If you haven't already heard, there's been a recent outcry by many to adopt the, 'No Kids Allowed' movement. What that means is that establishments will have the ability to ban kids at given times or all-together.
The most recent restaurant to stir the controversy is, McDain's Restaurant and Golf Center in Monroeville, Pennsylvania. They recently imposed a ban on children under the age of 6, as they were disrupting other patron's meals [WSJ: Restaurant Bans Kids, Wins Fans].
But the No Kids Allowed movement isn't just about restaurants, grocery stores have begun to offer child-free shopping hours as well. This summer, Whole Foods stores in Missouri are offering a unique twist and an opportunity for parents to enjoy child-free shopping hours by dropping off their children at their Whole Foods Lifestyle Center. I decided to see if our local Whole Foods offered any such services or hours and they noted that at this time they do not.
Interested in whether or not Louisville restaurants offered any such bans, I turned to Robin Garr, one of Louisville's expert food critics and publisher of LouisvilleHotBytes, Louisville's premier source of unbiased restaurant reviews and news. I asked Robin about his thoughts on the No Kids Ban in restaurants, in addition to if he was aware of any Louisville restaurants that ban children. Below is his response:
I don't know of any Louisville restaurant that explicitly forbids children, although bars and places primarily in the business of selling alcohol may be limited by ABC rules. In general, I've found most Louisville dining rooms hospitable to children, although the obvious unwritten rules apply: People who bring youngsters in situations that seem less than appropriate, or whose kids are significantly noisy or out of control, are probably going to get a few disapproving glances. It's really all a matter of appropriateness in time and place, but I think it's a generally a judgement call rather than a firm rule.
What are your thoughts? Sound off in the comments or you can read the steady stream of comments from Wave3's Facebook poll on the issue or from the Louisville.com Facebook Page.
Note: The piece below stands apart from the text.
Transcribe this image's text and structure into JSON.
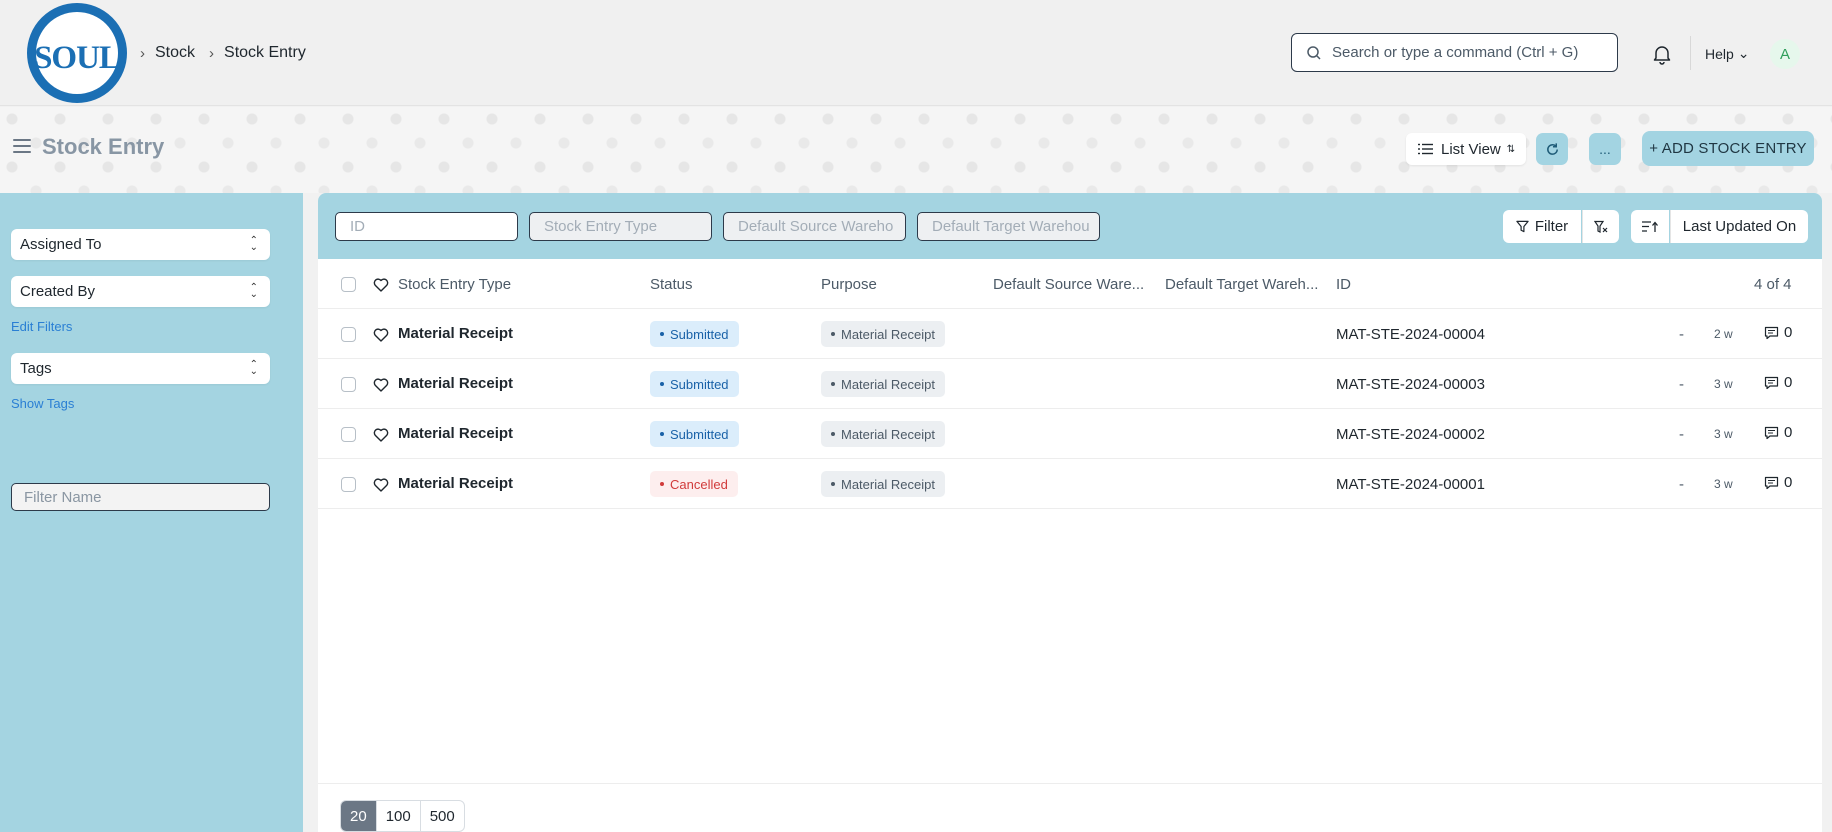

Is it legal? You can read more about the legalities from the Wall Street Journal's Law Blog.